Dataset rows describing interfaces
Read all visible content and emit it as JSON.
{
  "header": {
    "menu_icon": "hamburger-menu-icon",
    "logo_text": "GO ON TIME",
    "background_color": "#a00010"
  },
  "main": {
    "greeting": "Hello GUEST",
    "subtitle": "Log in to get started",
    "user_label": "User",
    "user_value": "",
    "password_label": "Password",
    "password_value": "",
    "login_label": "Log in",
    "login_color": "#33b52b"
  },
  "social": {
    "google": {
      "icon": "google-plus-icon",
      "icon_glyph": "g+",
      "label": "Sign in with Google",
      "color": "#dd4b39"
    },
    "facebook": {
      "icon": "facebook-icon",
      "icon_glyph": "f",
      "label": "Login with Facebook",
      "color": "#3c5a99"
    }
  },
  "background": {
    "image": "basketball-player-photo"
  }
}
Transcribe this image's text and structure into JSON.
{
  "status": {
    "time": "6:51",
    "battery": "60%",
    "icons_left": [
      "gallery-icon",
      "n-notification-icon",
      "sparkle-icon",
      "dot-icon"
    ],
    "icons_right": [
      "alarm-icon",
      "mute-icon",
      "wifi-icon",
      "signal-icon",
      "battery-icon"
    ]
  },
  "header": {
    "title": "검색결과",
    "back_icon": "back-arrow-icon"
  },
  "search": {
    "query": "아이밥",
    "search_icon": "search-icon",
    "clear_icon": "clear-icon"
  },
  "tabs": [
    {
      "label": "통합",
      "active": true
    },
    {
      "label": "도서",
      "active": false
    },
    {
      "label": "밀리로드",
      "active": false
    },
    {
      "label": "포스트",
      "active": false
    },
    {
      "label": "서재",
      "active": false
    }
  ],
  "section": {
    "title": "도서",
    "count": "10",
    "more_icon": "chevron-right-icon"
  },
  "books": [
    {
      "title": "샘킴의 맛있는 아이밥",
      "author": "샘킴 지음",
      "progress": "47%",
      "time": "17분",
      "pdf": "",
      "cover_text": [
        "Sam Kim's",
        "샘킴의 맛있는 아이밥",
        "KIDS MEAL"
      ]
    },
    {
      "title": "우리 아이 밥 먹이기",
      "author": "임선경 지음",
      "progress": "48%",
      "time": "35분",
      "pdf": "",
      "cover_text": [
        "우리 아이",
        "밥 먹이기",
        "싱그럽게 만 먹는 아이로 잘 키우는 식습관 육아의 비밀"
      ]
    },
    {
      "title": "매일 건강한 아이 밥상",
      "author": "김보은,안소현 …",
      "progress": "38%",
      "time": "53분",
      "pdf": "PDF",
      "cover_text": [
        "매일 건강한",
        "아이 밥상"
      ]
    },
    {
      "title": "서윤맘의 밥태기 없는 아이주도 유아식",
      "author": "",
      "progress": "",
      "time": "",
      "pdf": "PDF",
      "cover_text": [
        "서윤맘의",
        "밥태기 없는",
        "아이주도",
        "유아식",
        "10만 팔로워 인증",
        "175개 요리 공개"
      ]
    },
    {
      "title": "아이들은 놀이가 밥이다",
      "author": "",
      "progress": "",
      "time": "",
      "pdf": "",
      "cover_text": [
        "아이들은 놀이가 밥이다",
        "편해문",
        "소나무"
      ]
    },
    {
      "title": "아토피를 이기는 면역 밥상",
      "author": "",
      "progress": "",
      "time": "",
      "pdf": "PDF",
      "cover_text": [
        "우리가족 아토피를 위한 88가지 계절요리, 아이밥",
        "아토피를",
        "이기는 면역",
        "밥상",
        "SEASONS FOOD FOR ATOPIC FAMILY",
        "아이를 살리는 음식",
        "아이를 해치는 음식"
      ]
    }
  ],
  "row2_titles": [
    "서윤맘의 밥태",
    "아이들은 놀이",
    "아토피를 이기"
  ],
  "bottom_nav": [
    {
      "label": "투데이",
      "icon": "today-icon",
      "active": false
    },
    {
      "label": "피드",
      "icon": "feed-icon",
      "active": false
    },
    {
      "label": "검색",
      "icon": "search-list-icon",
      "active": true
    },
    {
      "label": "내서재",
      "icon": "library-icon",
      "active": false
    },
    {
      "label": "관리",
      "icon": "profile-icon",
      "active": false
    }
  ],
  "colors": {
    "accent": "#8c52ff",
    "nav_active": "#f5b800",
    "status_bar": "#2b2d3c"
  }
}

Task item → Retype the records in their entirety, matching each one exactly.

Finished task →
Read all visible content and emit it as JSON.
{
  "header": {
    "menu_icon": "hamburger-menu-icon",
    "logo_text": "GO ON TIME",
    "background_color": "#a00010"
  },
  "main": {
    "greeting": "Hello GUEST",
    "subtitle": "Log in to get started",
    "user_label": "User",
    "user_value": "",
    "password_label": "Password",
    "password_value": "",
    "login_label": "Log in",
    "login_color": "#33b52b"
  },
  "social": {
    "google": {
      "icon": "google-plus-icon",
      "icon_glyph": "g+",
      "label": "Sign in with Google",
      "color": "#dd4b39"
    },
    "facebook": {
      "icon": "facebook-icon",
      "icon_glyph": "f",
      "label": "Login with Facebook",
      "color": "#3c5a99"
    }
  },
  "background": {
    "image": "basketball-player-photo"
  }
}
Transcribe this image's text and structure into JSON.
{
  "status": {
    "time": "6:51",
    "battery": "60%",
    "icons_left": [
      "gallery-icon",
      "n-notification-icon",
      "sparkle-icon",
      "dot-icon"
    ],
    "icons_right": [
      "alarm-icon",
      "mute-icon",
      "wifi-icon",
      "signal-icon",
      "battery-icon"
    ]
  },
  "header": {
    "title": "검색결과",
    "back_icon": "back-arrow-icon"
  },
  "search": {
    "query": "아이밥",
    "search_icon": "search-icon",
    "clear_icon": "clear-icon"
  },
  "tabs": [
    {
      "label": "통합",
      "active": true
    },
    {
      "label": "도서",
      "active": false
    },
    {
      "label": "밀리로드",
      "active": false
    },
    {
      "label": "포스트",
      "active": false
    },
    {
      "label": "서재",
      "active": false
    }
  ],
  "section": {
    "title": "도서",
    "count": "10",
    "more_icon": "chevron-right-icon"
  },
  "books": [
    {
      "title": "샘킴의 맛있는 아이밥",
      "author": "샘킴 지음",
      "progress": "47%",
      "time": "17분",
      "pdf": "",
      "cover_text": [
        "Sam Kim's",
        "샘킴의 맛있는 아이밥",
        "KIDS MEAL"
      ]
    },
    {
      "title": "우리 아이 밥 먹이기",
      "author": "임선경 지음",
      "progress": "48%",
      "time": "35분",
      "pdf": "",
      "cover_text": [
        "우리 아이",
        "밥 먹이기",
        "싱그럽게 만 먹는 아이로 잘 키우는 식습관 육아의 비밀"
      ]
    },
    {
      "title": "매일 건강한 아이 밥상",
      "author": "김보은,안소현 …",
      "progress": "38%",
      "time": "53분",
      "pdf": "PDF",
      "cover_text": [
        "매일 건강한",
        "아이 밥상"
      ]
    },
    {
      "title": "서윤맘의 밥태기 없는 아이주도 유아식",
      "author": "",
      "progress": "",
      "time": "",
      "pdf": "PDF",
      "cover_text": [
        "서윤맘의",
        "밥태기 없는",
        "아이주도",
        "유아식",
        "10만 팔로워 인증",
        "175개 요리 공개"
      ]
    },
    {
      "title": "아이들은 놀이가 밥이다",
      "author": "",
      "progress": "",
      "time": "",
      "pdf": "",
      "cover_text": [
        "아이들은 놀이가 밥이다",
        "편해문",
        "소나무"
      ]
    },
    {
      "title": "아토피를 이기는 면역 밥상",
      "author": "",
      "progress": "",
      "time": "",
      "pdf": "PDF",
      "cover_text": [
        "우리가족 아토피를 위한 88가지 계절요리, 아이밥",
        "아토피를",
        "이기는 면역",
        "밥상",
        "SEASONS FOOD FOR ATOPIC FAMILY",
        "아이를 살리는 음식",
        "아이를 해치는 음식"
      ]
    }
  ],
  "row2_titles": [
    "서윤맘의 밥태",
    "아이들은 놀이",
    "아토피를 이기"
  ],
  "bottom_nav": [
    {
      "label": "투데이",
      "icon": "today-icon",
      "active": false
    },
    {
      "label": "피드",
      "icon": "feed-icon",
      "active": false
    },
    {
      "label": "검색",
      "icon": "search-list-icon",
      "active": true
    },
    {
      "label": "내서재",
      "icon": "library-icon",
      "active": false
    },
    {
      "label": "관리",
      "icon": "profile-icon",
      "active": false
    }
  ],
  "colors": {
    "accent": "#8c52ff",
    "nav_active": "#f5b800",
    "status_bar": "#2b2d3c"
  }
}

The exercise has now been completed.